Given records:
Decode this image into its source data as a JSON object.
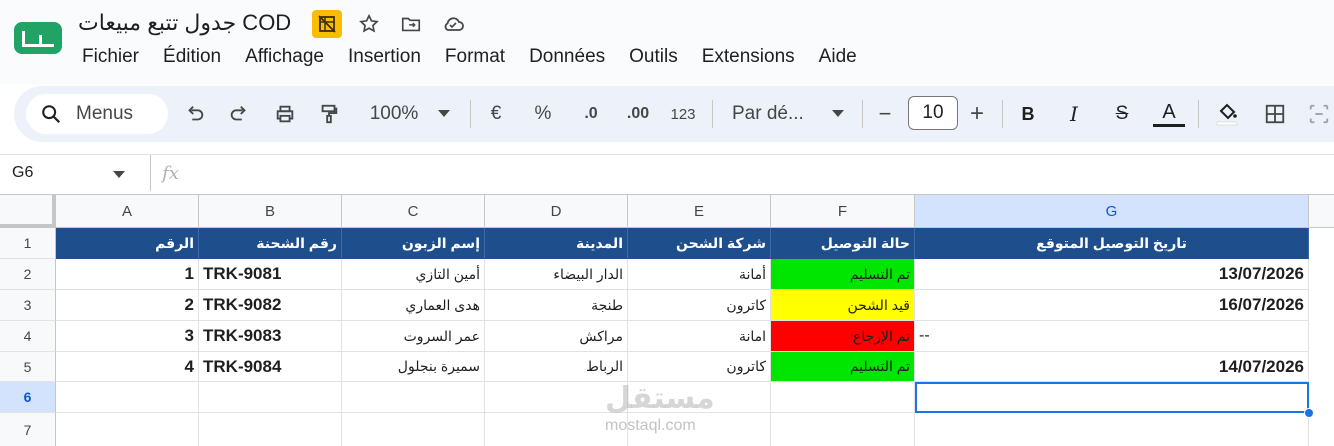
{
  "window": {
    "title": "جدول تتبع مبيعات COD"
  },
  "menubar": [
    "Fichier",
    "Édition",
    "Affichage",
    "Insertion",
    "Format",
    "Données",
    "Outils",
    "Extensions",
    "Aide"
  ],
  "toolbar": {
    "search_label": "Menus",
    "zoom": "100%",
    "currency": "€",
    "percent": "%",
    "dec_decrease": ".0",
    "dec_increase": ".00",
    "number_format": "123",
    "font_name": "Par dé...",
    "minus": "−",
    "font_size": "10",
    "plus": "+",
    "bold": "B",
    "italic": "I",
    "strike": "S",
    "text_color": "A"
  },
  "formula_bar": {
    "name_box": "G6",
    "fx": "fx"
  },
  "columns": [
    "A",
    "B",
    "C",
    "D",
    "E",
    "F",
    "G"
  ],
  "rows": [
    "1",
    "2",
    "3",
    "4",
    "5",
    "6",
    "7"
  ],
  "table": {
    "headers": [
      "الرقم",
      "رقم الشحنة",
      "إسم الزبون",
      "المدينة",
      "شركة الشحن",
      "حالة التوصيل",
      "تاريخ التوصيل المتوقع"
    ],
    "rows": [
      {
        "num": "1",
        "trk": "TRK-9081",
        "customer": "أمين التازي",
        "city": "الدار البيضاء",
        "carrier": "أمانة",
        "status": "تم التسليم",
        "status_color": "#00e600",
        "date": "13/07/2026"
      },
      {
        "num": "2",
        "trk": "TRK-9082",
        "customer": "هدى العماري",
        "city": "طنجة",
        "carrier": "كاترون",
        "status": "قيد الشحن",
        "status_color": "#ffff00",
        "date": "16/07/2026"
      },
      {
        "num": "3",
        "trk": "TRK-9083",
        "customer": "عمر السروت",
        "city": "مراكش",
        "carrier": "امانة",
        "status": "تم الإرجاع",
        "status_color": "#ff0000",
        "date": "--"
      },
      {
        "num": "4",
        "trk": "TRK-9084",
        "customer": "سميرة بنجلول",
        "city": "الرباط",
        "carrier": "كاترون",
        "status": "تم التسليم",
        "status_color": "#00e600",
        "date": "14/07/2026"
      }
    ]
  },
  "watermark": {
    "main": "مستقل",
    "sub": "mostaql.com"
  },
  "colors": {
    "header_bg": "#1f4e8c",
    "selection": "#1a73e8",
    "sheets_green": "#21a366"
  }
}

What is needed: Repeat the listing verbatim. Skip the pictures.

Solution to this exercise:
Decode this image into its source data as a JSON object.
{
  "window": {
    "title": "جدول تتبع مبيعات COD"
  },
  "menubar": [
    "Fichier",
    "Édition",
    "Affichage",
    "Insertion",
    "Format",
    "Données",
    "Outils",
    "Extensions",
    "Aide"
  ],
  "toolbar": {
    "search_label": "Menus",
    "zoom": "100%",
    "currency": "€",
    "percent": "%",
    "dec_decrease": ".0",
    "dec_increase": ".00",
    "number_format": "123",
    "font_name": "Par dé...",
    "minus": "−",
    "font_size": "10",
    "plus": "+",
    "bold": "B",
    "italic": "I",
    "strike": "S",
    "text_color": "A"
  },
  "formula_bar": {
    "name_box": "G6",
    "fx": "fx"
  },
  "columns": [
    "A",
    "B",
    "C",
    "D",
    "E",
    "F",
    "G"
  ],
  "rows": [
    "1",
    "2",
    "3",
    "4",
    "5",
    "6",
    "7"
  ],
  "table": {
    "headers": [
      "الرقم",
      "رقم الشحنة",
      "إسم الزبون",
      "المدينة",
      "شركة الشحن",
      "حالة التوصيل",
      "تاريخ التوصيل المتوقع"
    ],
    "rows": [
      {
        "num": "1",
        "trk": "TRK-9081",
        "customer": "أمين التازي",
        "city": "الدار البيضاء",
        "carrier": "أمانة",
        "status": "تم التسليم",
        "status_color": "#00e600",
        "date": "13/07/2026"
      },
      {
        "num": "2",
        "trk": "TRK-9082",
        "customer": "هدى العماري",
        "city": "طنجة",
        "carrier": "كاترون",
        "status": "قيد الشحن",
        "status_color": "#ffff00",
        "date": "16/07/2026"
      },
      {
        "num": "3",
        "trk": "TRK-9083",
        "customer": "عمر السروت",
        "city": "مراكش",
        "carrier": "امانة",
        "status": "تم الإرجاع",
        "status_color": "#ff0000",
        "date": "--"
      },
      {
        "num": "4",
        "trk": "TRK-9084",
        "customer": "سميرة بنجلول",
        "city": "الرباط",
        "carrier": "كاترون",
        "status": "تم التسليم",
        "status_color": "#00e600",
        "date": "14/07/2026"
      }
    ]
  },
  "watermark": {
    "main": "مستقل",
    "sub": "mostaql.com"
  },
  "colors": {
    "header_bg": "#1f4e8c",
    "selection": "#1a73e8",
    "sheets_green": "#21a366"
  }
}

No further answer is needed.